● LISTED RECORDS
+++

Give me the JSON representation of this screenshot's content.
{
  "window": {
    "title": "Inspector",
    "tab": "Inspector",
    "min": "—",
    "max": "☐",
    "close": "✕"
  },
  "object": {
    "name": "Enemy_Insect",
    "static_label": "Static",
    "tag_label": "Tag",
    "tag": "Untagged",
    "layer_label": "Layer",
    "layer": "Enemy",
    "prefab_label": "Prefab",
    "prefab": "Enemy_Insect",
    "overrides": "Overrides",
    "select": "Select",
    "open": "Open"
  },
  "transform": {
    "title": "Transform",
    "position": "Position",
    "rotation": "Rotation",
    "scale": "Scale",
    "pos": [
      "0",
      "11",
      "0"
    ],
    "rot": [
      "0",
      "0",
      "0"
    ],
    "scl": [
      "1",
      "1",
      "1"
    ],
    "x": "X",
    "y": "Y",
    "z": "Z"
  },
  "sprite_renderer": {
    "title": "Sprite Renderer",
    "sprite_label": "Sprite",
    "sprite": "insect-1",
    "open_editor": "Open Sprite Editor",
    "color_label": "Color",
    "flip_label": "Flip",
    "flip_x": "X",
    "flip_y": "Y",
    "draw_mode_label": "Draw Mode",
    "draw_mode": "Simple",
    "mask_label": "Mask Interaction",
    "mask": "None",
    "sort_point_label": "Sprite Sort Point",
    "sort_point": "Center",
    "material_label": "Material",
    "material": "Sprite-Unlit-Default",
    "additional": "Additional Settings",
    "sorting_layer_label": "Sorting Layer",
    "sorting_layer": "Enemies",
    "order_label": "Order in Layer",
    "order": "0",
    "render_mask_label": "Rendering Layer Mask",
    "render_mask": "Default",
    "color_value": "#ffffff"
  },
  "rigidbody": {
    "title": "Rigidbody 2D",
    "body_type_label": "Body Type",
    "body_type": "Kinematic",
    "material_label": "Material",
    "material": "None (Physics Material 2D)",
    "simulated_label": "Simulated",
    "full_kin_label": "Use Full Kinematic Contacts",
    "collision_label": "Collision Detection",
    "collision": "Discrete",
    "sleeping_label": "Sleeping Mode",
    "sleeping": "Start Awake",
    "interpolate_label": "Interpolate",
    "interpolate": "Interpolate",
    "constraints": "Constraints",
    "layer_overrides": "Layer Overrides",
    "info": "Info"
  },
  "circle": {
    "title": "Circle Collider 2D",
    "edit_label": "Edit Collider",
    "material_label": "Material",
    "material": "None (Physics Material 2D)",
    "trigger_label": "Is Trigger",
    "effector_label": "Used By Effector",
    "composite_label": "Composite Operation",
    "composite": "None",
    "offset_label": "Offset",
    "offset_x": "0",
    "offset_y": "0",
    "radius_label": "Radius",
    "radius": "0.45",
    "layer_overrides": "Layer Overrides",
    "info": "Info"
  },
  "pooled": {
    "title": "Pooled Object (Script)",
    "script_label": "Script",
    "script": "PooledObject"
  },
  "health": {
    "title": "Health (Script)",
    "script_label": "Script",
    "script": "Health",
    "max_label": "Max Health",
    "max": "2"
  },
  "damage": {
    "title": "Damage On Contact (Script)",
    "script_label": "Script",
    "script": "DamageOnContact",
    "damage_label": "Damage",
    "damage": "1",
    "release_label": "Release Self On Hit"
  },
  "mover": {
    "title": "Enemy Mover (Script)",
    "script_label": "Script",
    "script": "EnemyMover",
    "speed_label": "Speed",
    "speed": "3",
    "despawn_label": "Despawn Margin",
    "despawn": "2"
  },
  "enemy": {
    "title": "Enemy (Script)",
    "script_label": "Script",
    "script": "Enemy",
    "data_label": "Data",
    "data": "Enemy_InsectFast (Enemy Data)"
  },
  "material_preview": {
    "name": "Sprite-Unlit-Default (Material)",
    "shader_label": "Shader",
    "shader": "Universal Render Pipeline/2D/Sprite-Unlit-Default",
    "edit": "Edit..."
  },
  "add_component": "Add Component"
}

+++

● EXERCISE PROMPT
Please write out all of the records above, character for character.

● OUTPUT OF THE TASK
Give me the JSON representation of this screenshot's content.
{
  "window": {
    "title": "Inspector",
    "tab": "Inspector",
    "min": "—",
    "max": "☐",
    "close": "✕"
  },
  "object": {
    "name": "Enemy_Insect",
    "static_label": "Static",
    "tag_label": "Tag",
    "tag": "Untagged",
    "layer_label": "Layer",
    "layer": "Enemy",
    "prefab_label": "Prefab",
    "prefab": "Enemy_Insect",
    "overrides": "Overrides",
    "select": "Select",
    "open": "Open"
  },
  "transform": {
    "title": "Transform",
    "position": "Position",
    "rotation": "Rotation",
    "scale": "Scale",
    "pos": [
      "0",
      "11",
      "0"
    ],
    "rot": [
      "0",
      "0",
      "0"
    ],
    "scl": [
      "1",
      "1",
      "1"
    ],
    "x": "X",
    "y": "Y",
    "z": "Z"
  },
  "sprite_renderer": {
    "title": "Sprite Renderer",
    "sprite_label": "Sprite",
    "sprite": "insect-1",
    "open_editor": "Open Sprite Editor",
    "color_label": "Color",
    "flip_label": "Flip",
    "flip_x": "X",
    "flip_y": "Y",
    "draw_mode_label": "Draw Mode",
    "draw_mode": "Simple",
    "mask_label": "Mask Interaction",
    "mask": "None",
    "sort_point_label": "Sprite Sort Point",
    "sort_point": "Center",
    "material_label": "Material",
    "material": "Sprite-Unlit-Default",
    "additional": "Additional Settings",
    "sorting_layer_label": "Sorting Layer",
    "sorting_layer": "Enemies",
    "order_label": "Order in Layer",
    "order": "0",
    "render_mask_label": "Rendering Layer Mask",
    "render_mask": "Default",
    "color_value": "#ffffff"
  },
  "rigidbody": {
    "title": "Rigidbody 2D",
    "body_type_label": "Body Type",
    "body_type": "Kinematic",
    "material_label": "Material",
    "material": "None (Physics Material 2D)",
    "simulated_label": "Simulated",
    "full_kin_label": "Use Full Kinematic Contacts",
    "collision_label": "Collision Detection",
    "collision": "Discrete",
    "sleeping_label": "Sleeping Mode",
    "sleeping": "Start Awake",
    "interpolate_label": "Interpolate",
    "interpolate": "Interpolate",
    "constraints": "Constraints",
    "layer_overrides": "Layer Overrides",
    "info": "Info"
  },
  "circle": {
    "title": "Circle Collider 2D",
    "edit_label": "Edit Collider",
    "material_label": "Material",
    "material": "None (Physics Material 2D)",
    "trigger_label": "Is Trigger",
    "effector_label": "Used By Effector",
    "composite_label": "Composite Operation",
    "composite": "None",
    "offset_label": "Offset",
    "offset_x": "0",
    "offset_y": "0",
    "radius_label": "Radius",
    "radius": "0.45",
    "layer_overrides": "Layer Overrides",
    "info": "Info"
  },
  "pooled": {
    "title": "Pooled Object (Script)",
    "script_label": "Script",
    "script": "PooledObject"
  },
  "health": {
    "title": "Health (Script)",
    "script_label": "Script",
    "script": "Health",
    "max_label": "Max Health",
    "max": "2"
  },
  "damage": {
    "title": "Damage On Contact (Script)",
    "script_label": "Script",
    "script": "DamageOnContact",
    "damage_label": "Damage",
    "damage": "1",
    "release_label": "Release Self On Hit"
  },
  "mover": {
    "title": "Enemy Mover (Script)",
    "script_label": "Script",
    "script": "EnemyMover",
    "speed_label": "Speed",
    "speed": "3",
    "despawn_label": "Despawn Margin",
    "despawn": "2"
  },
  "enemy": {
    "title": "Enemy (Script)",
    "script_label": "Script",
    "script": "Enemy",
    "data_label": "Data",
    "data": "Enemy_InsectFast (Enemy Data)"
  },
  "material_preview": {
    "name": "Sprite-Unlit-Default (Material)",
    "shader_label": "Shader",
    "shader": "Universal Render Pipeline/2D/Sprite-Unlit-Default",
    "edit": "Edit..."
  },
  "add_component": "Add Component"
}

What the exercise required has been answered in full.